The top was a halter top with the bottom being a panty-like garment. The problem with the panty part is that when she was in the water, the suit would fill with water. This made a large water ball on her little butt. Her sister and she were mortified with the water balloon-like panty, and would stand in the water until they could push all the water out of the swimsuit. The girls would change into their swimsuits by hiding in the bushes. Mary caught poison ivy on her bottom for changing her clothes among the bushes and trees.
While attending Neighborhood House she took a sewing class taught by Mrs. Gibson. She says Mrs. Gibson was Spanish, not Mexican. In this class she made a dress by hand. Even today she remembers the dress was a gold dress with flowers on the collar. She proudly wore this dress to school.
Mary says her mother used the sewing machines at Neighborhood House. She remembers seeing all those sewing machines lined up behind the auditorium doors. She is not sure why they had to make their dress by hand and did not use the sewing machines instead.
Mary still has the cookbook they assembled at Neighborhood House. They learned to bake desserts and used this talent to fund-raise for their various projects. Baking was done from scratch. For those of you that are not familiar with this term, you did not buy a box of ingredients and simply add milk or water and bake them. You measured all the ingredients yourself and mixed them according to the recipe.
The students would place a table on the sidewalk in front of Neighborhood House and sell cream puffs and doughnuts. The teacher on occasion would take the kids to her house. She believes the house was in La Mesa and that there were many fruit trees.
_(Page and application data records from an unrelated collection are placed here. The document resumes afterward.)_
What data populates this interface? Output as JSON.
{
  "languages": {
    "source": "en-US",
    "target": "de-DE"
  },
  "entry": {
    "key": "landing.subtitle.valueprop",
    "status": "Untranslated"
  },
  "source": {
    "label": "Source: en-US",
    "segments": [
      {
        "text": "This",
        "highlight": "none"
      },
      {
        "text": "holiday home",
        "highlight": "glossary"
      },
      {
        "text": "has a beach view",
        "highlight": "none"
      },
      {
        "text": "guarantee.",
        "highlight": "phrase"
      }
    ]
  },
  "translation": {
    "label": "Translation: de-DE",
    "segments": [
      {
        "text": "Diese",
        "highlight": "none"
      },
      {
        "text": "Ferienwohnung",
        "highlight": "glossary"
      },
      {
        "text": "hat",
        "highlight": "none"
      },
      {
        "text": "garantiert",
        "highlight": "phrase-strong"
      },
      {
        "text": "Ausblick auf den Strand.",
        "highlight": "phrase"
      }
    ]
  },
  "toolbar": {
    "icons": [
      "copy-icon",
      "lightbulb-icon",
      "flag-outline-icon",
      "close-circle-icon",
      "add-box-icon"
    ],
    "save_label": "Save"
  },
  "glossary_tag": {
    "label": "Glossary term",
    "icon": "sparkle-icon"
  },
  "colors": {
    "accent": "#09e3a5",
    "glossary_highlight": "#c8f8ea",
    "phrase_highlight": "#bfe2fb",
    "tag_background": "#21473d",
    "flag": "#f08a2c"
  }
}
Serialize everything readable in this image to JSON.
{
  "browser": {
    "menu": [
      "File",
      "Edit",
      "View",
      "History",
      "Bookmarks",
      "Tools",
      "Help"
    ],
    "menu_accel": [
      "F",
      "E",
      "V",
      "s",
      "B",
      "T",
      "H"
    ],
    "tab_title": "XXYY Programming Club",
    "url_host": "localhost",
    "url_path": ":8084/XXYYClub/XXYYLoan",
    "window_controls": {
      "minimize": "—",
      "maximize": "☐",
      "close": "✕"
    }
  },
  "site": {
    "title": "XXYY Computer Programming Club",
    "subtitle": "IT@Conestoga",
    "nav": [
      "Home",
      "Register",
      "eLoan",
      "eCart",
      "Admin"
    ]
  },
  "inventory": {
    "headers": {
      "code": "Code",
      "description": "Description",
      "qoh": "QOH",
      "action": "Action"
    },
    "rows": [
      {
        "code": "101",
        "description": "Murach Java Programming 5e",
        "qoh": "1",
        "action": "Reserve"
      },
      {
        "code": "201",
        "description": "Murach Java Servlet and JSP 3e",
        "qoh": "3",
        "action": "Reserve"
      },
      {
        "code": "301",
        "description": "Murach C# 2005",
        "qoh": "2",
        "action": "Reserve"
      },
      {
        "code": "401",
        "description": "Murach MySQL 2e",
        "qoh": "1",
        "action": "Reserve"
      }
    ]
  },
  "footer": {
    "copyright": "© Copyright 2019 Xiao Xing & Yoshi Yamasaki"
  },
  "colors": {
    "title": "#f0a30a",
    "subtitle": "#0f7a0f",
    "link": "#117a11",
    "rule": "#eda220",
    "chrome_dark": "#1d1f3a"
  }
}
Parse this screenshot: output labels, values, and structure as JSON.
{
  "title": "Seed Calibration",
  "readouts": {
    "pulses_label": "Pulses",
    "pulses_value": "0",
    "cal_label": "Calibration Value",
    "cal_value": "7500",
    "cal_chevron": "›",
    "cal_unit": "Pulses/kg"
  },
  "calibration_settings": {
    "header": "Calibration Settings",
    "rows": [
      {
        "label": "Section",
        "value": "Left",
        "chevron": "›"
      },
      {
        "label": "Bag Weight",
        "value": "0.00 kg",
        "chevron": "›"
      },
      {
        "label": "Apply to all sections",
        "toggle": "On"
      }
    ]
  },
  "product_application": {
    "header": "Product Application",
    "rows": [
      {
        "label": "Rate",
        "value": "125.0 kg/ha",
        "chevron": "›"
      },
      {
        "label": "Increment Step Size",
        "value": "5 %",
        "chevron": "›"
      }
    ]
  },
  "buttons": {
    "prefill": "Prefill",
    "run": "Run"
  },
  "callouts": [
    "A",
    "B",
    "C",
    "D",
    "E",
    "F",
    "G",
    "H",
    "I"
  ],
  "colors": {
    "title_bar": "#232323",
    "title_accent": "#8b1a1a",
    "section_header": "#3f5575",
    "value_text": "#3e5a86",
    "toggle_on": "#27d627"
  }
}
At the teachers house they would play and have a snack before returning to Neighborhood House.
Mary Barrios’ life was altered by the months and days leading up to World War II. Her story will continue here next week.
Editor note: Mary Barrios’ date of birth is 1925. It was originally posted as 1929.
The complete History of Neighborhood House in Logan Heights series is available here.